    Alex B.

    Friday, December 2, 2011 5:39 AM
  • Hi Alex,

    with the generic repository it doesnt matter which entity you are using to GetAll.. Maybe I dont understand your questsion correntely.. But IRepository<TEntity> means you can create instances for every entity. Only need is that the DbSet must be is a property of your DbContext implementation.. So you can use the generic GetAll or GetMany instead of a specialized GetFamliles.. And you can access all DbSets with that generic repository..

    Greets

    Holger

     

    Friday, December 2, 2011 8:40 AM
  • My question was if I need to create a repository for every Entity (I have a lot of lookup tables with only 2 fields).

    I have already found a solution.

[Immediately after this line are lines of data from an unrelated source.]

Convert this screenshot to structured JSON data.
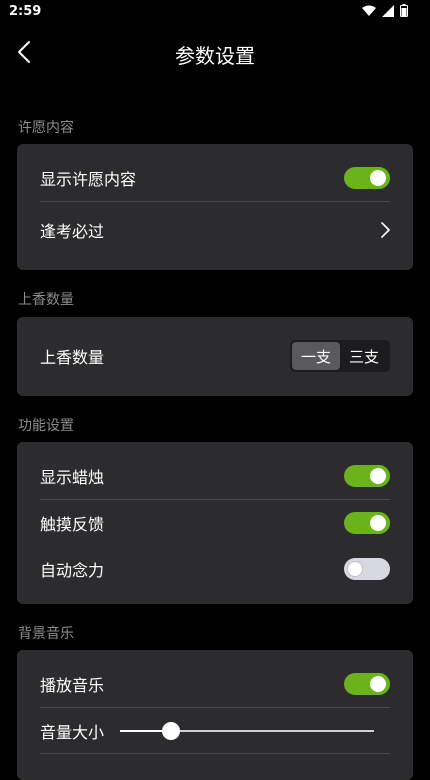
{
  "status_bar": {
    "time": "2:59"
  },
  "header": {
    "title": "参数设置"
  },
  "sections": {
    "wish": {
      "title": "许愿内容",
      "show_label": "显示许愿内容",
      "show_on": true,
      "content_label": "逢考必过"
    },
    "incense": {
      "title": "上香数量",
      "label": "上香数量",
      "options": [
        "一支",
        "三支"
      ],
      "selected": "一支"
    },
    "function": {
      "title": "功能设置",
      "items": [
        {
          "label": "显示蜡烛",
          "on": true
        },
        {
          "label": "触摸反馈",
          "on": true
        },
        {
          "label": "自动念力",
          "on": false
        }
      ]
    },
    "music": {
      "title": "背景音乐",
      "play_label": "播放音乐",
      "play_on": true,
      "volume_label": "音量大小",
      "volume_fraction": 0.2
    }
  },
  "colors": {
    "accent": "#6bb31b",
    "card": "#2c2c2e",
    "background": "#000000"
  }
}
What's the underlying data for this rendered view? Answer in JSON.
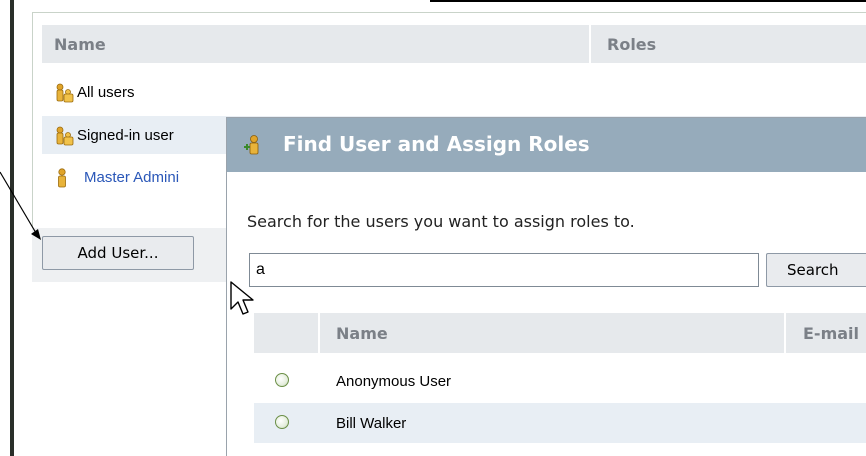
{
  "users_panel": {
    "header": {
      "name": "Name",
      "roles": "Roles"
    },
    "rows": [
      {
        "label": "All users",
        "icon": "group-users-icon"
      },
      {
        "label": "Signed-in user",
        "icon": "group-users-icon"
      },
      {
        "label": "Master Admini",
        "icon": "single-user-icon"
      }
    ],
    "add_user_label": "Add User..."
  },
  "dialog": {
    "title": "Find User and Assign Roles",
    "instructions": "Search for the users you want to assign roles to.",
    "search_value": "a",
    "search_button": "Search",
    "results_header": {
      "name": "Name",
      "email": "E-mail"
    },
    "results": [
      {
        "name": "Anonymous User"
      },
      {
        "name": "Bill Walker"
      }
    ]
  },
  "colors": {
    "title_bar": "#96abbb",
    "header_bg": "#e6e9ec",
    "alt_row": "#e8eef4",
    "link": "#2a57b8"
  }
}
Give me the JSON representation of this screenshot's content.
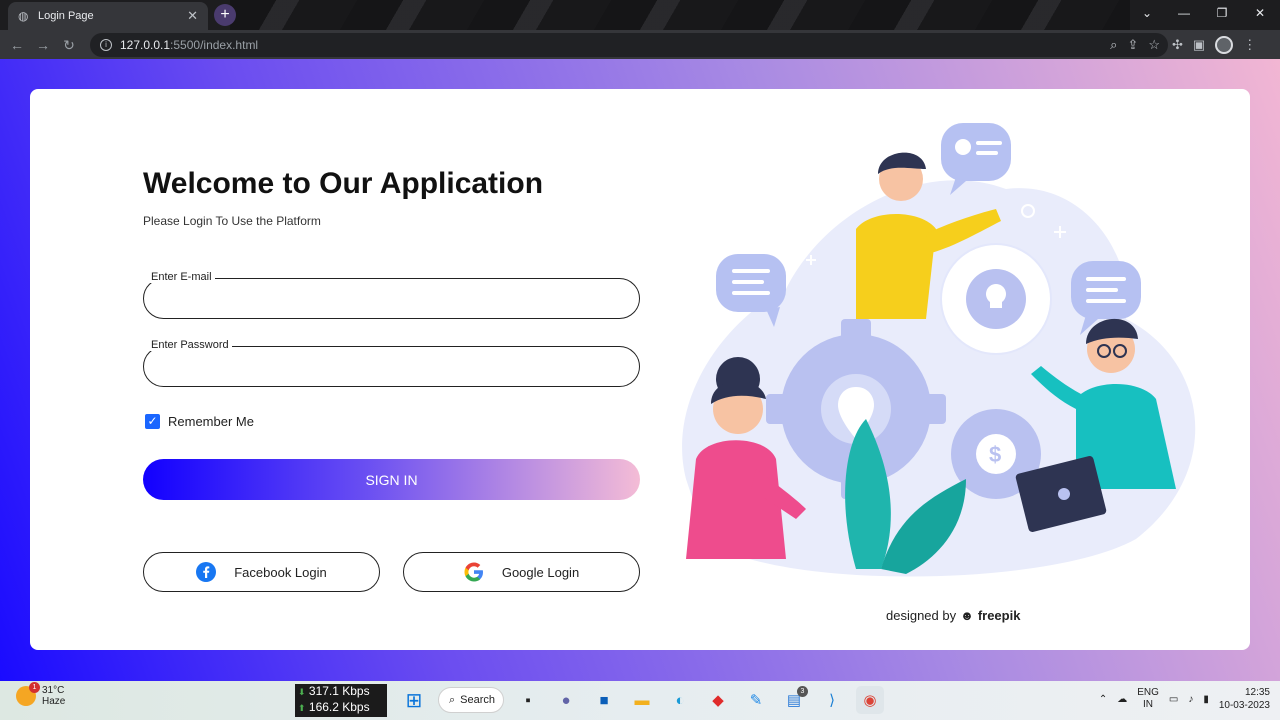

I have created a SimpleRepository inherited form your generic repository that I can use to query this simple entities without the need of creating a repositori for every entity

        public interface ISimpleRepository<T> : IRepository<T>
            where T: class
        {
        }
    
        public class SimpleRepository<TEntity> : Repository<TEntity> , ISimpleRepository<TEntity>
            where TEntity : class
        {
            public SimpleRepository(IDatabaseFactory databaseFactory)
                : base(databaseFactory)
            {
            }
        }
    

     And I can use it with this code:

    using (IDatabaseFactory _factory = new DatabaseFactory())
    {
    	IProductoRepository _repositoryProductos = new ProductoRepository(_factory);
    	IList<Producto> _productos = _repositoryProductos.GetAll().ToList();
    	foreach (Producto producto in _productos)
    	{
    		Console.WriteLine("{0}", producto.descripcion);
    	}
    
    	<strong>ISimpleRepository<TipoLabio> _repositorioTipoLabios = new SimpleRepository<TipoLabio>(_factory);</strong>
    	IList<TipoLabio> _tiposLabio = _repositorioTipoLabios.GetAll().ToList();
    
    	foreach (TipoLabio tipoLabio in _tiposLabio)
    	{
    		Console.WriteLine("{0} {1}", tipoLabio.idTipoLabio, tipoLabio.nombre);
    	}
    }
    Console.ReadKey();
    

    Do you see drawbacks in my solution?

    Thanks for your time

     

    Alex B.

    Friday, December 2, 2011 9:13 AM
  • yea think i missunderstood you.. I dont see any drawbacks in this code... as long as your repositories derive from the generic one, it should be exactely the way I suggested earlier..

    Have a nice day

    Holger

    Friday, December 2, 2011 9:24 AM